This marathon also has the best finish line announcer I have ever seen. He called out names and numbers and found cool things to say about almost every finisher, and he kept it up for hours. As I came into the finish line chute, which was downhill, I tried to sprint. He got all excited and started yelling, "There's a finish! There's a finish!" and then my calves spasmed, both of them at the same time, and I almost fell and had to slow down. Oh well. I finished with a time of 3:35:49, my third best time ever and good for a BQ, and picked up my medal (too big, barely able to fit in my display case), and then ate. Chocolate milk, a banana, pretzels, M&M's, a Kind bar, and a cup of mandarin oranges. There was plenty of food although it wasn't the buffet kind of finish line food that I have gotten spoiled with recently.
After everyone else finished, we stopped at Atlanta's gourmet donut shop (one strawberries-and-creme, one chocolate banana fritter), and then went out for post-race dinner at a taqueria once everyone had showered and put their feet up for a while. I had a chicken-stuffed avocado, an enchilada, beans and rice, and chips and salsa, and then a baklava sundae from another diner on the way back to the airport. The food was delicious but my stomach was an uncomfortable churning mess during my 2-hour flight back to Detroit. Oh well, it was worth it!

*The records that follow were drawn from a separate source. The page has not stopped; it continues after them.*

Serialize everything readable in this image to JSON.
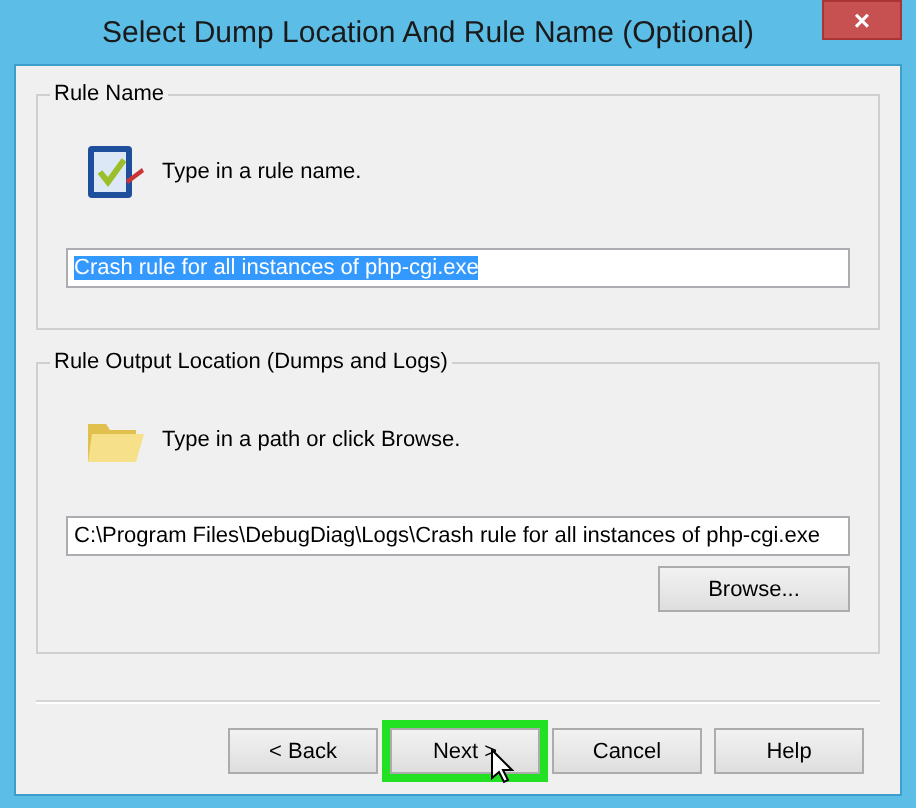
{
  "window": {
    "title": "Select Dump Location And Rule Name (Optional)",
    "close": "×"
  },
  "groups": [
    {
      "kind": "rule",
      "legend": "Rule Name",
      "prompt": "Type in a rule name.",
      "field": {
        "value": "Crash rule for all instances of php-cgi.exe",
        "selected": true
      }
    },
    {
      "kind": "folder",
      "legend": "Rule Output Location (Dumps and Logs)",
      "prompt": "Type in a path or click Browse.",
      "field": {
        "value": "C:\\Program Files\\DebugDiag\\Logs\\Crash rule for all instances of php-cgi.exe",
        "selected": false
      },
      "button": "Browse..."
    }
  ],
  "buttons": [
    {
      "label": "< Back",
      "highlighted": false
    },
    {
      "label": "Next >",
      "highlighted": true
    },
    {
      "label": "Cancel",
      "highlighted": false
    },
    {
      "label": "Help",
      "highlighted": false
    }
  ]
}
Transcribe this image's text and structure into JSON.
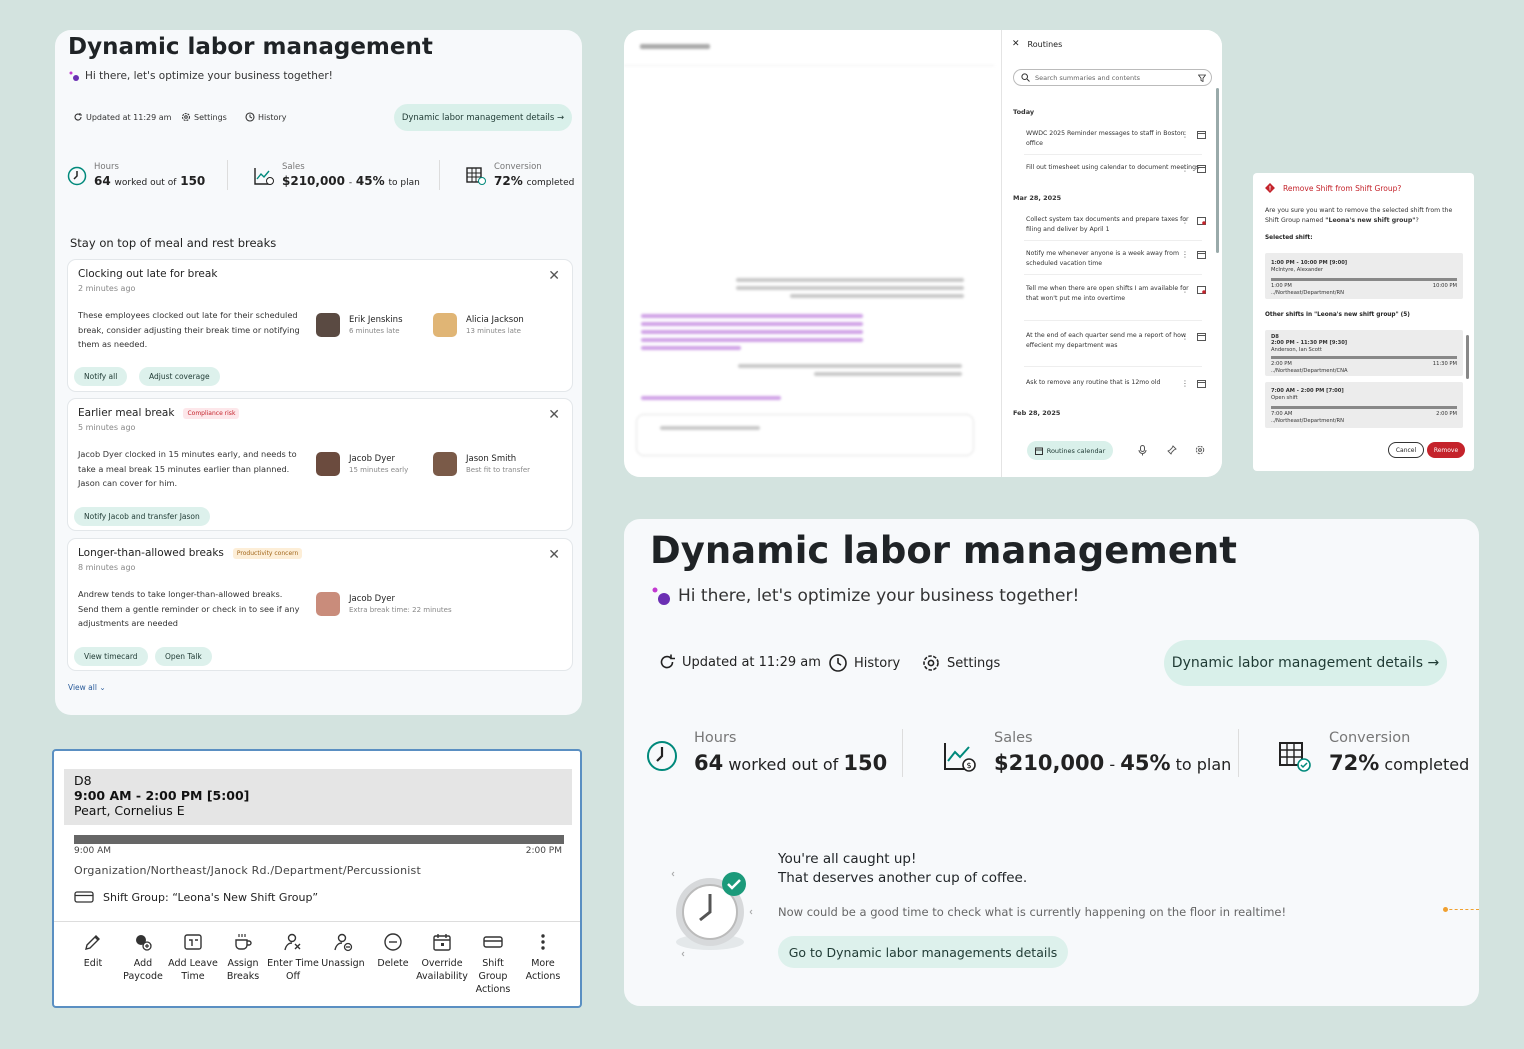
{
  "colors": {
    "accent_mint": "#d9f0ea",
    "brand_purple": "#6b2fb3",
    "danger": "#c4232b",
    "teal": "#00897b"
  },
  "card1": {
    "title": "Dynamic labor management",
    "subtitle": "Hi there, let's optimize your business together!",
    "toolbar": {
      "updated": "Updated at 11:29 am",
      "settings": "Settings",
      "history": "History",
      "details_button": "Dynamic labor management details"
    },
    "stats": {
      "hours": {
        "label": "Hours",
        "value": "64",
        "middle": "worked out of",
        "total": "150"
      },
      "sales": {
        "label": "Sales",
        "value": "$210,000",
        "sep": "-",
        "pct": "45%",
        "suffix": "to plan"
      },
      "conversion": {
        "label": "Conversion",
        "value": "72%",
        "suffix": "completed"
      }
    },
    "section_title": "Stay on top of meal and rest breaks",
    "alerts": [
      {
        "title": "Clocking out late for break",
        "tag": "",
        "time": "2 minutes ago",
        "desc": "These employees clocked out late for their scheduled break, consider adjusting their break time or notifying them as needed.",
        "people": [
          {
            "name": "Erik Jenskins",
            "detail": "6 minutes late"
          },
          {
            "name": "Alicia Jackson",
            "detail": "13 minutes late"
          }
        ],
        "actions": [
          "Notify all",
          "Adjust coverage"
        ]
      },
      {
        "title": "Earlier meal break",
        "tag": "Compliance risk",
        "time": "5 minutes ago",
        "desc": "Jacob Dyer clocked in 15 minutes early, and needs to take a meal break 15 minutes earlier than planned. Jason can cover for him.",
        "people": [
          {
            "name": "Jacob Dyer",
            "detail": "15 minutes early"
          },
          {
            "name": "Jason Smith",
            "detail": "Best fit to transfer"
          }
        ],
        "actions": [
          "Notify Jacob and transfer Jason"
        ]
      },
      {
        "title": "Longer-than-allowed breaks",
        "tag": "Productivity concern",
        "time": "8 minutes ago",
        "desc": "Andrew tends to take longer-than-allowed breaks. Send them a gentle reminder or check in to see if any adjustments are needed",
        "people": [
          {
            "name": "Jacob Dyer",
            "detail": "Extra break time: 22 minutes"
          }
        ],
        "actions": [
          "View timecard",
          "Open Talk"
        ]
      }
    ],
    "view_all": "View all"
  },
  "card2": {
    "panel_title": "Routines",
    "search_placeholder": "Search summaries and contents",
    "groups": [
      {
        "label": "Today",
        "items": [
          "WWDC 2025 Reminder messages to staff in Boston office",
          "Fill out timesheet using calendar to document meetings"
        ]
      },
      {
        "label": "Mar 28, 2025",
        "items": [
          "Collect system tax documents and prepare taxes for filing and deliver by April 1",
          "Notify me whenever anyone is a week away from scheduled vacation time",
          "Tell me when there are open shifts I am available for that won't put me into overtime",
          "At the end of each quarter send me a report of how effecient my department was",
          "Ask to remove any routine that is 12mo old"
        ]
      },
      {
        "label": "Feb 28, 2025",
        "items": []
      }
    ],
    "calendar_button": "Routines calendar"
  },
  "dialog": {
    "title": "Remove Shift from Shift Group?",
    "body_prefix": "Are you sure you want to remove the selected shift from the Shift Group named ",
    "body_group": "\"Leona's new shift group\"",
    "body_suffix": "?",
    "selected_label": "Selected shift:",
    "selected": {
      "time": "1:00 PM - 10:00 PM [9:00]",
      "name": "McIntyre, Alexander",
      "start": "1:00 PM",
      "end": "10:00 PM",
      "path": "../Northeast/Department/RN"
    },
    "other_label": "Other shifts in \"Leona's new shift group\" (5)",
    "others": [
      {
        "code": "D8",
        "time": "2:00 PM - 11:30 PM [9:30]",
        "name": "Anderson, Ian Scott",
        "start": "2:00 PM",
        "end": "11:30 PM",
        "path": "../Northeast/Department/CNA"
      },
      {
        "code": "",
        "time": "7:00 AM - 2:00 PM [7:00]",
        "name": "Open shift",
        "start": "7:00 AM",
        "end": "2:00 PM",
        "path": "../Northeast/Department/RN"
      }
    ],
    "cancel": "Cancel",
    "remove": "Remove"
  },
  "shift": {
    "code": "D8",
    "time": "9:00 AM - 2:00 PM [5:00]",
    "name": "Peart, Cornelius E",
    "start": "9:00 AM",
    "end": "2:00 PM",
    "path": "Organization/Northeast/Janock Rd./Department/Percussionist",
    "group": "Shift Group: “Leona's New Shift Group”",
    "actions": [
      "Edit",
      "Add Paycode",
      "Add Leave Time",
      "Assign Breaks",
      "Enter Time Off",
      "Unassign",
      "Delete",
      "Override Availability",
      "Shift Group Actions",
      "More Actions"
    ]
  },
  "card5": {
    "title": "Dynamic labor management",
    "subtitle": "Hi there, let's optimize your business together!",
    "toolbar": {
      "updated": "Updated at 11:29 am",
      "history": "History",
      "settings": "Settings",
      "details_button": "Dynamic labor management details"
    },
    "stats": {
      "hours": {
        "label": "Hours",
        "value": "64",
        "middle": "worked out of",
        "total": "150"
      },
      "sales": {
        "label": "Sales",
        "value": "$210,000",
        "sep": "-",
        "pct": "45%",
        "suffix": "to plan"
      },
      "conversion": {
        "label": "Conversion",
        "value": "72%",
        "suffix": "completed"
      }
    },
    "caught_up_1": "You're all caught up!",
    "caught_up_2": "That deserves another cup of coffee.",
    "caught_up_desc": "Now could be a good time to check what is currently happening on the floor in realtime!",
    "go_button": "Go to Dynamic labor managements details"
  }
}
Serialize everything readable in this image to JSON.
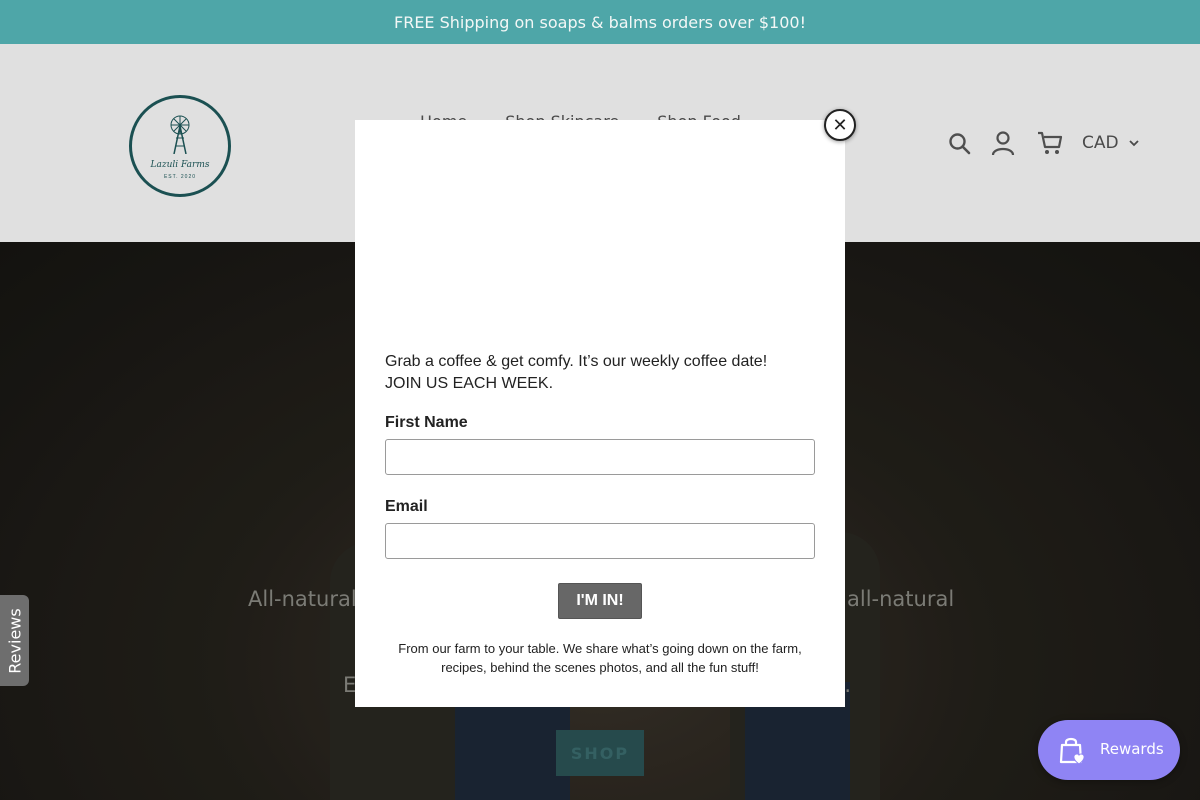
{
  "announcement": {
    "text": "FREE Shipping on soaps & balms orders over $100!"
  },
  "header": {
    "logo": {
      "brand": "Lazuli Farms",
      "est": "EST. 2020"
    },
    "nav": [
      "Home",
      "Shop Skincare",
      "Shop Food"
    ],
    "currency": "CAD"
  },
  "hero": {
    "line1_left": "All-natural",
    "line1_right": "all-natural",
    "line2_left": "E",
    "line2_right": "d.",
    "shop_label": "SHOP"
  },
  "modal": {
    "intro_line1": "Grab a coffee & get comfy. It’s our weekly coffee date!",
    "intro_line2": "JOIN US EACH WEEK.",
    "first_name_label": "First Name",
    "email_label": "Email",
    "submit_label": "I'M IN!",
    "footer_text": "From our farm to your table. We share what’s going down on the farm, recipes, behind the scenes photos, and all the fun stuff!",
    "close_label": "✕"
  },
  "reviews_tab": {
    "label": "Reviews"
  },
  "rewards": {
    "label": "Rewards"
  },
  "colors": {
    "announcement_bg": "#4ea6a8",
    "brand_teal": "#1f5c5e",
    "rewards_bg": "#8f84f4"
  }
}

In summary, a great weekend: beautiful city, beautiful course, BQ, awesome new friend. I totally recommend the Georgia Marathon for 50-staters and for anyone who enjoys big urban races and hills.